Pest infestations in the ductwork can have detrimental effects on indoor air quality. When pests, such as rodents or insects, invade the duct system, they bring along a host of issues. First and foremost, these unwelcome intruders can contaminate the air with their droppings, urine, and decaying bodies. Furthermore, pests often chew on duct insulation, causing it to deteriorate and release harmful particles into the air. The gnawing can also lead to leaks and gaps in the ductwork, allowing pollutants, allergens, and pests themselves to enter the airflow. As a result, occupants may experience worsened allergies and asthma symptoms or even develop new sensitivities.
7. Dust and Debris Accumulation
Excessive dust and debris accumulation within ductwork is a significant concern as it can contribute to degraded indoor air quality. When airborne particles settle and accumulate, they restrict airflow and contaminate the circulating air. Dust particles, pollen, pet dander, and other allergens find refuge in neglected ducts, creating a breeding ground for respiratory issues. The accumulation not only obstructs airflow but also increases the chances of contaminants being released into the living space, leading to discomfort and potential health problems. As dust and debris continue to accumulate over time, their presence becomes more pronounced, diminishing the air quality and affecting the overall well-being of occupants.
8. Pollutant Infiltration
Pollutant infiltration is a significant ductwork problem that can result in compromised indoor air quality. When pollutants infiltrate the duct system, they become distributed throughout the entire house, leading to health concerns. Pollutants can originate from various sources, including outdoor pollution, cleaning products, and building materials. Over time, they accumulate within the ductwork, increasing the concentration of contaminants in the air supply.
9. Duct Obstructions
Duct obstructions, such as debris or objects lodged within the ductwork, can significantly contribute to poor indoor air quality. These obstructions restrict the flow of air, impeding proper ventilation throughout the space. Consequently, pollutants and allergens remain trapped, circulating repeatedly and exacerbating respiratory issues. Such imbalances can result in uncomfortable temperature variations and uneven distribution of pollutants, affecting both the overall comfort and the air quality within the premises.
10. Aging and Deteriorating Ductwork
As ductwork ages and deteriorates, it becomes increasingly susceptible to contributing to poor indoor air quality. Over time, the structural integrity of the ducts weakens, leading to various issues. Cracks, gaps, and holes emerge, allowing outside contaminants to infiltrate the system. These breaches also facilitate the escape of conditioned air, resulting in energy loss and reduced efficiency. As the ductwork ages further, corrosion and rust may develop, releasing particles and debris into the airflow. These pollutants can circulate throughout the living spaces, leading to respiratory problems and allergies. Moreover, aging ductwork may suffer from loose connections and disconnected joints, leading to air leaks and uneven distribution of air. Such irregular airflow can create stagnant zones where allergens and pollutants accumulate, exacerbating indoor air quality concerns.

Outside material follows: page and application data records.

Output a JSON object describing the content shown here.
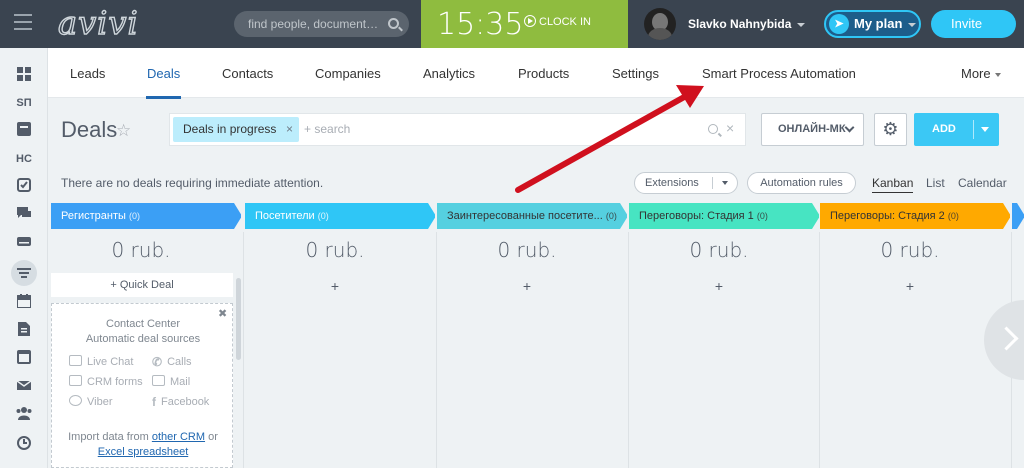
{
  "topbar": {
    "logo": "avivi",
    "search_placeholder": "find people, document…",
    "clock_time": "15:35",
    "clock_in_label": "CLOCK IN",
    "user_name": "Slavko Nahnybida",
    "my_plan_label": "My plan",
    "invite_label": "Invite"
  },
  "sidebar": {
    "items": [
      {
        "icon": "grid-icon"
      },
      {
        "icon": "sp-text",
        "label": "SП"
      },
      {
        "icon": "tasks-icon"
      },
      {
        "icon": "hc-text",
        "label": "НС"
      },
      {
        "icon": "checkbox-icon"
      },
      {
        "icon": "chat-icon"
      },
      {
        "icon": "drive-icon"
      },
      {
        "icon": "crm-funnel-icon"
      },
      {
        "icon": "calendar-icon"
      },
      {
        "icon": "document-icon"
      },
      {
        "icon": "window-icon"
      },
      {
        "icon": "mail-icon"
      },
      {
        "icon": "users-icon"
      },
      {
        "icon": "clock-icon"
      }
    ]
  },
  "nav": {
    "tabs": [
      {
        "label": "Leads"
      },
      {
        "label": "Deals",
        "active": true
      },
      {
        "label": "Contacts"
      },
      {
        "label": "Companies"
      },
      {
        "label": "Analytics"
      },
      {
        "label": "Products"
      },
      {
        "label": "Settings"
      },
      {
        "label": "Smart Process Automation"
      }
    ],
    "more_label": "More"
  },
  "toolbar": {
    "title": "Deals",
    "filter_chip": "Deals in progress",
    "search_placeholder": "+ search",
    "pipeline_label": "ОНЛАЙН-МК",
    "add_label": "ADD"
  },
  "info": {
    "notice": "There are no deals requiring immediate attention.",
    "extensions_label": "Extensions",
    "automation_label": "Automation rules",
    "views": [
      "Kanban",
      "List",
      "Calendar"
    ]
  },
  "kanban": {
    "columns": [
      {
        "title": "Регистранты",
        "count": "(0)",
        "color": "#3b9ff5",
        "amount": "0 rub."
      },
      {
        "title": "Посетители",
        "count": "(0)",
        "color": "#2fc6f6",
        "amount": "0 rub."
      },
      {
        "title": "Заинтересованные посетите...",
        "count": "(0)",
        "color": "#55d0e0",
        "amount": "0 rub."
      },
      {
        "title": "Переговоры: Стадия 1",
        "count": "(0)",
        "color": "#47e4c2",
        "amount": "0 rub."
      },
      {
        "title": "Переговоры: Стадия 2",
        "count": "(0)",
        "color": "#ffa900",
        "amount": "0 rub."
      }
    ],
    "quick_deal_label": "+ Quick Deal",
    "plus": "+"
  },
  "contact_center": {
    "title": "Contact Center",
    "subtitle": "Automatic deal sources",
    "sources": [
      "Live Chat",
      "Calls",
      "CRM forms",
      "Mail",
      "Viber",
      "Facebook"
    ],
    "import_prefix": "Import data from",
    "import_link1": "other CRM",
    "import_mid": "or",
    "import_link2": "Excel spreadsheet"
  },
  "colors": {
    "accent": "#2fc6f6",
    "clock_bg": "#8fbc3f",
    "topbar_bg": "#3a4450",
    "arrow": "#d0101e"
  }
}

Reach Out to Local Experts
At Specialty Heating & Cooling LLC in Portland, Oregon, we provide duct cleaning, duct sealing, and air filters for your home. Our highly skilled team also provides a complete array of heating and cooling equipment installation, maintenance, and repair, plus water heater and generator services. Contact us at Specialty Heating & Cooling LLC today to obtain more information or schedule an appointment.